* [EXERCISE BRIEF]: Your result should be every line of the records below that contains the word "render".

* [DATA IN THIS EXERCISE]:
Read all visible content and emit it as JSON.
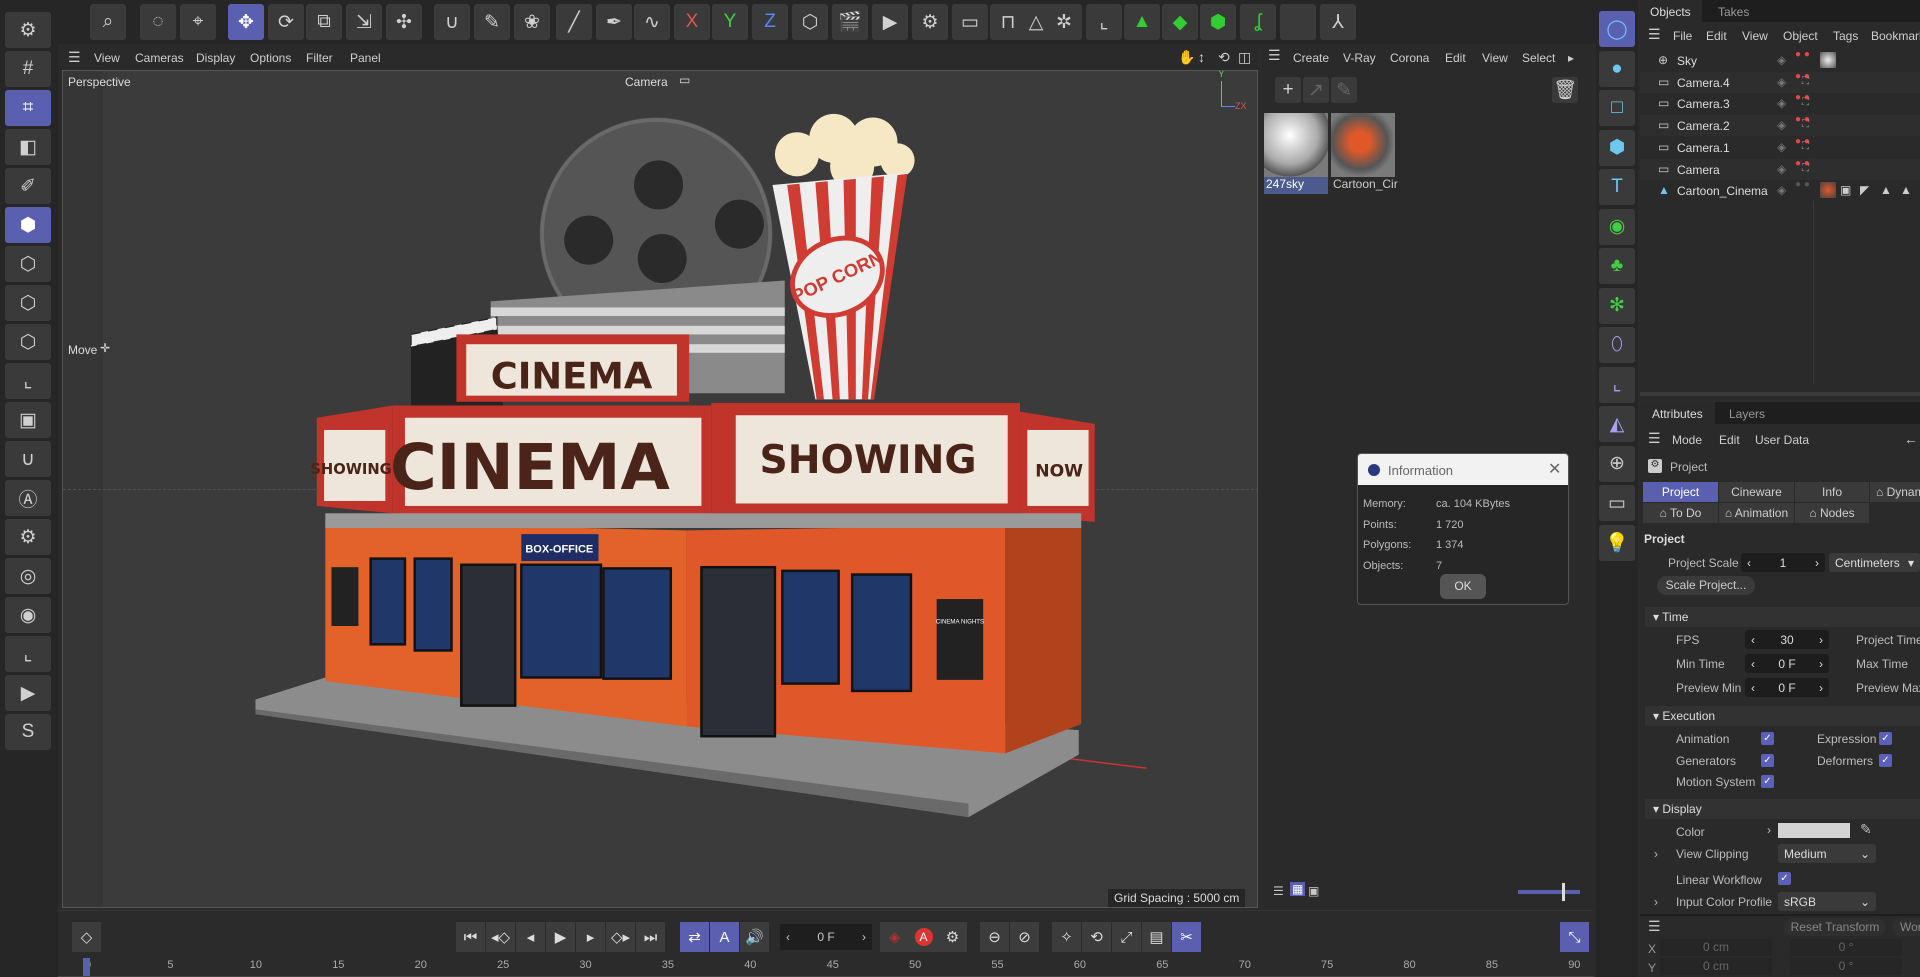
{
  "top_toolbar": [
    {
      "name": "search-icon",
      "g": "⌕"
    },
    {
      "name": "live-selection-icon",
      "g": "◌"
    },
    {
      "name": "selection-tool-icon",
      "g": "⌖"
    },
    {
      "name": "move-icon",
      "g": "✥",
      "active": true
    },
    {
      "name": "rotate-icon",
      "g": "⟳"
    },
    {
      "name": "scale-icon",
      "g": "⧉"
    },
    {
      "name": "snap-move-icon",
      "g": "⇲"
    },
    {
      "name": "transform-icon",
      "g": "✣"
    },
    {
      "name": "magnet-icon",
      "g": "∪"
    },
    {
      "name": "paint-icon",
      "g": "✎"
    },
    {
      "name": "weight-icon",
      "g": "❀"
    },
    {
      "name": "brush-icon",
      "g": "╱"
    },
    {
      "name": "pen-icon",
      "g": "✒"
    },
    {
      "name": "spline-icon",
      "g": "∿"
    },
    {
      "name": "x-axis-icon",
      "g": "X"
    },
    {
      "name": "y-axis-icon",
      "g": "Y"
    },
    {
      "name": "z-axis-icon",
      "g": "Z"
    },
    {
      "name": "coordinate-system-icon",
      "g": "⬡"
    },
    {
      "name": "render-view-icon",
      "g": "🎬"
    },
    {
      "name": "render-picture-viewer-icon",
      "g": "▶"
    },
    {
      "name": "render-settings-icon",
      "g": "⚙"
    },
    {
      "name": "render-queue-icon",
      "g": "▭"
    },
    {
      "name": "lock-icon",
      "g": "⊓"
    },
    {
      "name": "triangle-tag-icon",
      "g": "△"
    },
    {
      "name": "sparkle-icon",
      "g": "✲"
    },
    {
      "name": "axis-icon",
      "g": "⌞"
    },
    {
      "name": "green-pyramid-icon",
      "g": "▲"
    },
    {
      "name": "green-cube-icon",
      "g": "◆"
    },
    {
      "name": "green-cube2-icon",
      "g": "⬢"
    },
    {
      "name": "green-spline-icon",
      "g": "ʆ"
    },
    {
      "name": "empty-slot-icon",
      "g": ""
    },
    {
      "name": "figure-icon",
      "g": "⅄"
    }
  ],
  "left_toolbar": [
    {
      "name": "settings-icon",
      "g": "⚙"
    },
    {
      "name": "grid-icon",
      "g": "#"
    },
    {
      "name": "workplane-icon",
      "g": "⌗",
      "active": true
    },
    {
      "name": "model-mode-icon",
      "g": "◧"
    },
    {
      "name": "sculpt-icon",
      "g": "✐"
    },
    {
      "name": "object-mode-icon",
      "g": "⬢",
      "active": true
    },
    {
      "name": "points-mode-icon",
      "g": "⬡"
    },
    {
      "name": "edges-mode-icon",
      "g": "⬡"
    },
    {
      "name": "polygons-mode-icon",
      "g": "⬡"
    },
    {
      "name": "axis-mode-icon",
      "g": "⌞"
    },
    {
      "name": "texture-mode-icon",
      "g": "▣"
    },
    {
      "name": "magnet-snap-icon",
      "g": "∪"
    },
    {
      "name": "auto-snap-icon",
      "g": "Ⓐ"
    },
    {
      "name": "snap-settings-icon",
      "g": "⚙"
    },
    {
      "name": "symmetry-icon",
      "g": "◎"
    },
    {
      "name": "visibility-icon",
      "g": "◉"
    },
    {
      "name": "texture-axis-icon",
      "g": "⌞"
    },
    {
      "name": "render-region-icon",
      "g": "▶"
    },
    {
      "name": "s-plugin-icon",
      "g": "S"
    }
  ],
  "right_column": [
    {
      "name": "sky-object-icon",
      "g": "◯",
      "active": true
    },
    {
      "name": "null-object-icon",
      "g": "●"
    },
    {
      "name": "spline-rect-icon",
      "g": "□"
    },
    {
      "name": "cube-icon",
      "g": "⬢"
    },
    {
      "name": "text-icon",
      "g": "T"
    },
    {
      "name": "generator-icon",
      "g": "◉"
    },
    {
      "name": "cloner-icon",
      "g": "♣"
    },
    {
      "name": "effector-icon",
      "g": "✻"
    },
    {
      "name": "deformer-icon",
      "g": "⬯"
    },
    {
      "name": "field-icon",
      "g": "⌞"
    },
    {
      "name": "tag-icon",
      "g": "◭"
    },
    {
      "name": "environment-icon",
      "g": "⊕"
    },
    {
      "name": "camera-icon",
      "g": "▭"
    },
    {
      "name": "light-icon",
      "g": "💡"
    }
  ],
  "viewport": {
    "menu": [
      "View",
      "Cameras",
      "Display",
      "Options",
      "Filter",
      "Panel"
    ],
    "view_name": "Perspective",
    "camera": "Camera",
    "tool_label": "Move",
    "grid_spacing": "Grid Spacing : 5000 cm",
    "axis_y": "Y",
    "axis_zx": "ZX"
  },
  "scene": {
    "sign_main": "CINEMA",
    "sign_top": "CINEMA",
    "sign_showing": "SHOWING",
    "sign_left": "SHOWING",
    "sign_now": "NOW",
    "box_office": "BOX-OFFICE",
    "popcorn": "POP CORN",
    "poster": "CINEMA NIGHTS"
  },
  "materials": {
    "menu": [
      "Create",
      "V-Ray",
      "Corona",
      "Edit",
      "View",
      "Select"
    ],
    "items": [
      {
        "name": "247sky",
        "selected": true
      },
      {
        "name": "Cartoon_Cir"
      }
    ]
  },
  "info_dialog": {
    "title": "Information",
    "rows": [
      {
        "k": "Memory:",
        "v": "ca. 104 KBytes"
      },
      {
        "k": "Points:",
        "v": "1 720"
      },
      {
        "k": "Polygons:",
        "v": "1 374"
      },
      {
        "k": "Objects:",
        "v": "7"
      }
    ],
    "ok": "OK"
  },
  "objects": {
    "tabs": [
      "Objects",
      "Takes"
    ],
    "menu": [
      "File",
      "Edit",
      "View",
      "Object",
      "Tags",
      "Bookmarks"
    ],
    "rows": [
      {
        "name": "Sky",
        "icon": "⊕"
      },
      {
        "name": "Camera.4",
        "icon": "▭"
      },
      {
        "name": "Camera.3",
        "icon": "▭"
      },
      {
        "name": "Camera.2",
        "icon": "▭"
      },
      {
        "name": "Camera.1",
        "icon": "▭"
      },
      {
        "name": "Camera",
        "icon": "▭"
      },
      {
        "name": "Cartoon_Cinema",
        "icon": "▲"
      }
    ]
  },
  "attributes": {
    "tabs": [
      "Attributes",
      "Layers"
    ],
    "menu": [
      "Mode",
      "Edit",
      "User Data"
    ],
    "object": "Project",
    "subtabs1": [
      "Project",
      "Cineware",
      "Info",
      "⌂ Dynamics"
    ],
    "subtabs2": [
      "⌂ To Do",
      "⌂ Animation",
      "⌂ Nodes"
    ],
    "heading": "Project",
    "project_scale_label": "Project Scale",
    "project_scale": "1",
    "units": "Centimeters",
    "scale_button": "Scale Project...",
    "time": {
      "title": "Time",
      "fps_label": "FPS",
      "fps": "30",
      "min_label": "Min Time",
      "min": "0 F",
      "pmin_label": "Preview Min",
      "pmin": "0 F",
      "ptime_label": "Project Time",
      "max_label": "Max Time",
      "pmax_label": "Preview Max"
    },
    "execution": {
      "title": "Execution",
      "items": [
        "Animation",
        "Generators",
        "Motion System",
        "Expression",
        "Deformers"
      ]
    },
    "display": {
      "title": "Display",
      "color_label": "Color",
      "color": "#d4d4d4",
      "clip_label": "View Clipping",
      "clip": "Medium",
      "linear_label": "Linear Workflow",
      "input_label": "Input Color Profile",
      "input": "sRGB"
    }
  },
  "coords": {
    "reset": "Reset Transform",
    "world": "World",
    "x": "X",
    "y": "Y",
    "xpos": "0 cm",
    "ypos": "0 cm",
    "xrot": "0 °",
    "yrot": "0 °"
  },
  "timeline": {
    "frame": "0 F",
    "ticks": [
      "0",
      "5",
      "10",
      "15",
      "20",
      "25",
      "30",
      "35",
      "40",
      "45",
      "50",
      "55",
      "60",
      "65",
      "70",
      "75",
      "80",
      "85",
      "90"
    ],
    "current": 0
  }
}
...
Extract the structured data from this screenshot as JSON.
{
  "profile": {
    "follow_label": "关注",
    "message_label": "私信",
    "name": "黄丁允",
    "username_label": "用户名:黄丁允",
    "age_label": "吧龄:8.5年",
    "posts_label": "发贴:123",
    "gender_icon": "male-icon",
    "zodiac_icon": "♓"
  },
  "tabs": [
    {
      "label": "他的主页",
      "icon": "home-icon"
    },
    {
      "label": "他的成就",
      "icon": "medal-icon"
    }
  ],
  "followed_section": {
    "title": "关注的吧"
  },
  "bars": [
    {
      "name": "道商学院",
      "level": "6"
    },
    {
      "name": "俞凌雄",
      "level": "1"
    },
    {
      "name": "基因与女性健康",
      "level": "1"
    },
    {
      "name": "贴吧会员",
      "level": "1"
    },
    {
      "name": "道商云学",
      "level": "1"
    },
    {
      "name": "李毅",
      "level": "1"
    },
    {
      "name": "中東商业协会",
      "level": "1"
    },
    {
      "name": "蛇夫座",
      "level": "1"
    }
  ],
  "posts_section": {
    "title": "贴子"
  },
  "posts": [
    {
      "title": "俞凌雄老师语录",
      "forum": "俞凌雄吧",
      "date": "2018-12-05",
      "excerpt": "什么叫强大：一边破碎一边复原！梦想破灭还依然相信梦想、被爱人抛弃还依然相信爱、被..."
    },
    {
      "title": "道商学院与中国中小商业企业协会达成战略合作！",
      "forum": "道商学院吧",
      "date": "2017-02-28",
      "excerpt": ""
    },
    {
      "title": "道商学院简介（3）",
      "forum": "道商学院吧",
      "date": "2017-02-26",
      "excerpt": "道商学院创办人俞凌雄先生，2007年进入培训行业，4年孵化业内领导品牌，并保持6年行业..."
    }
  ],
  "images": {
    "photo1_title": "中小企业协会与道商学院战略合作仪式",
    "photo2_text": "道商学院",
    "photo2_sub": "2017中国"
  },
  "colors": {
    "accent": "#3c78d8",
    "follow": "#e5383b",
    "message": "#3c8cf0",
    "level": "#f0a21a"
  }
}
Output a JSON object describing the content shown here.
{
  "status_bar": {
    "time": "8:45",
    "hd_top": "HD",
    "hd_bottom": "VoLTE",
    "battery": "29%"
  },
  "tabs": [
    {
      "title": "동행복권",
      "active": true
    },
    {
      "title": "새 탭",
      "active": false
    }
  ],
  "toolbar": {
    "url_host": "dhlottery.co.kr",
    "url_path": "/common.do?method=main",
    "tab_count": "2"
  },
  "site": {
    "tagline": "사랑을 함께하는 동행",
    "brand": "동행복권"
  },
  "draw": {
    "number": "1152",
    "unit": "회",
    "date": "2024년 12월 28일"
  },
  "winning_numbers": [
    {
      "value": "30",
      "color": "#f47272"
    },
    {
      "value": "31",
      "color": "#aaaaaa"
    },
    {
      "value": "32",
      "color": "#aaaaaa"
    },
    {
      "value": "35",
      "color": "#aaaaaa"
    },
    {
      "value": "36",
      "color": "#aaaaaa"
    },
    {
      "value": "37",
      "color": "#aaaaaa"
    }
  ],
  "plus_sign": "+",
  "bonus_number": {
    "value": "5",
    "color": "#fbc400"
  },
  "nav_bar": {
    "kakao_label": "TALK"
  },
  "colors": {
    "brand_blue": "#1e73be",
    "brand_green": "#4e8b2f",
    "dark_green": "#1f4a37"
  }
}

* [SOLVED EXERCISE]:
      "name": "render-view-icon",
      "name": "render-picture-viewer-icon",
      "name": "render-settings-icon",
      "name": "render-queue-icon",
      "name": "render-region-icon",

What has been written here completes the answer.